are becoming increasingly popular as a way to help students process what they
have read in one powerful activity. Like sketchnotes, they combine visuals
with text to make ideas come alive in students’ minds and memories.
it’s easy for
students to struggle
with one-pagers if they are not naturally inclined toward art and have not
previously been encouraged to represent their ideas this way. They may feel
they are being graded unfairly on their artistic abilities.
Some students will hear directions to create a graphic representation of a reading and dive right in. Others will moan and mutter things about “ridiculous art projects.” But the popularity of one pagers with teachers lately is undeniable. If students can get over their hang-ups, they really learn a lot from processing what they’ve read in visual form with a one-pager.
So how to help the art-haters thrive alongside the artists? How to show everyone that their one-pagers are about critical thinking and interpretation, not just flair pens (though flair pens are a pretty fabulous addition)?
border which somehow represents the key themes from what you have read
image in the upper left hand corner with a quotation woven into or around it.
This image should somehow represent what you consider to be the most important
symbol in the text so far.
and/or doodled words in the upper right hand corner that represent the key
characters from the text and perhaps how they are changing
and quotations in the lower left hand corner that show the author’s style of
the power of the language that is used
and/or words in the bottom right hand corner that show connections between the
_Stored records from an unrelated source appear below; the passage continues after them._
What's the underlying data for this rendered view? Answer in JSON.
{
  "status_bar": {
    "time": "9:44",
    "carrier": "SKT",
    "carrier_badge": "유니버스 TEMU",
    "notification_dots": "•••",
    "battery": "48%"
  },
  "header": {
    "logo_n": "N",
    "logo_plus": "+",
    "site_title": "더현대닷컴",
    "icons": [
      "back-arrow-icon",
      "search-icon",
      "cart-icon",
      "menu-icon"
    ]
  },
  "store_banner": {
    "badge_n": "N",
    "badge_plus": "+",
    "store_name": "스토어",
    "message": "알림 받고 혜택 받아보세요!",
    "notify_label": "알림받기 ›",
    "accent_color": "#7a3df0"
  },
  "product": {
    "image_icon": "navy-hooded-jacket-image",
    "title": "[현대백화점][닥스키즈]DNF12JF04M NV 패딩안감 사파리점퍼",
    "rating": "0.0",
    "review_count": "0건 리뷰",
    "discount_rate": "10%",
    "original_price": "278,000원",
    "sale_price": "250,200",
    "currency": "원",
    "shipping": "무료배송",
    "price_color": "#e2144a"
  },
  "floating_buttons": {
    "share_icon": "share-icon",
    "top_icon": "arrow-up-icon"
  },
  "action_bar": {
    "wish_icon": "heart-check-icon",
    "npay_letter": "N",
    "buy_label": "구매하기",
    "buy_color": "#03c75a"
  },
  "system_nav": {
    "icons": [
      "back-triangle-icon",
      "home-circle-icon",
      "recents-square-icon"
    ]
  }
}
themes and ideas in the writing and what is going on in the world today.
important quotations from the text
and/or images that show the significance of the setting in some way